There really are not enough small spaces around Sydney where emerging theatre companies can get a show up with their own resources and backing. Blood Moon Theatre is one that really supports independent theatre by its price structure and having some lighting and sound infrastructure. Phable Productions/ Marcia Lemm chose this theatre for their short season of FOURPLAY (2000) by Australian playwright Jane Bodie.

The opening of FOURPLAY, as written, sees the four characters listing the names of past lovers and relationships before the word ‘you’. This production wisely shortened that to the one word for each of the characters before moving on. We meet Alice (Marcia Lemm) and Tom (Jack Berry) rehearsing lines for a different play. He is an actor and she is an ex-actress, now a care-worker. They are evidently in a relationship but appear combative. Next we see Tom rehearsing with Natasha (Chantelle Von Appen) and there appears to be a different kind of tension. As the issues in Tom and Alice’s relationship worsen, Alice meets Jack (Evan Piefke). Jack is also a care-worker for the same client and their paths cross at the beginning and end of shifts. Jack appears very odd and Alice takes some time to choose to engage with him.

There are some very interesting notes in the Bodie’s script about which characters will engage with whom. About focus and perspective and eye contact and choices about naturalism in production with scope for non-naturalistic interpretations. This production chose a naturalistic physical setting with the theatre in an usual configuration. Sofa and tables on the floor as well as using the small stage, with the use of practical lamps and an overhead bulb to indicate place. It must have cost them a lot of seats but served the production well.

The production flows well ,despite an irritating 25 minute late opening, and Director Hunter McMahon has the luxury of being able to stand or sit his cast for longer than usual periods of time. The intimate nature of the staging gives an audience a strong sense of peering in on their lives.

Unfortunately, sometimes the cast, particularly Natasha, are too conversational and in a space where there are loud ambient noises in the room and thump, thump from the DJ outside, they are almost impossible to hear.

Maria Lemm helms the production as Alice and is strong vocally and her interactions with Jack, which the playwright suggests are to be played naturalistically, have warmth. Towards the end of the play there are three descriptions of Alice by three different people including herself and Lemm’s performance does bring elements of all three into her character choices.

The non-naturalistic, little contact style for Alice and Tom interactions works against Jack Berry’s Tom. We are seeing their relationship at the end but it’s very difficult to see why they are still together or what might have been before. It’s hard to care but when the audience becomes aware that Natasha is not on the same page as him, empathy does surface for his struggle to be an honest man.
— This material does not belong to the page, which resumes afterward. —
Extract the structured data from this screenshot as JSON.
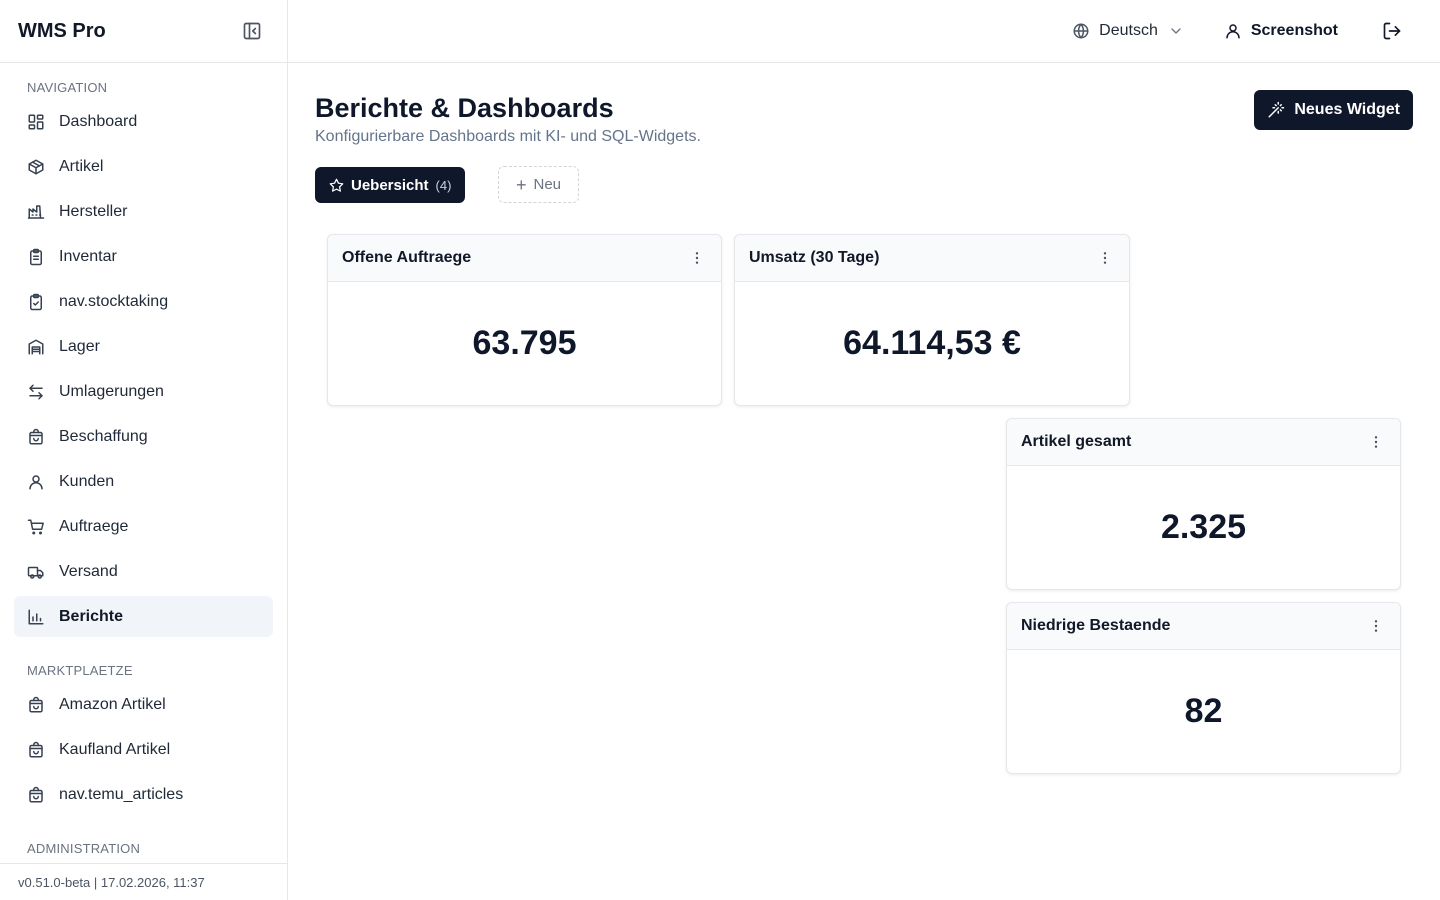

Evan Piefke as Jack is obviously a crowd favourite as the audience find his impassive and monotone delivery funny. The text has quite a few funny moments actually and they are neatly woven into the situations and the characters rather than being overtly comic.

There was a lot of support in the room on closing night and a look at their social media indicates that these artists have a strong following which is, of course, vital to survival.

Phable Productions/ Marcia Lemm’s production of FOURPLAY  has completed it season but I will be interested to see where their next production pops up. I am always hoping for new venues to be discovered in support of nascent companies with drive and a willingness to put on their own work.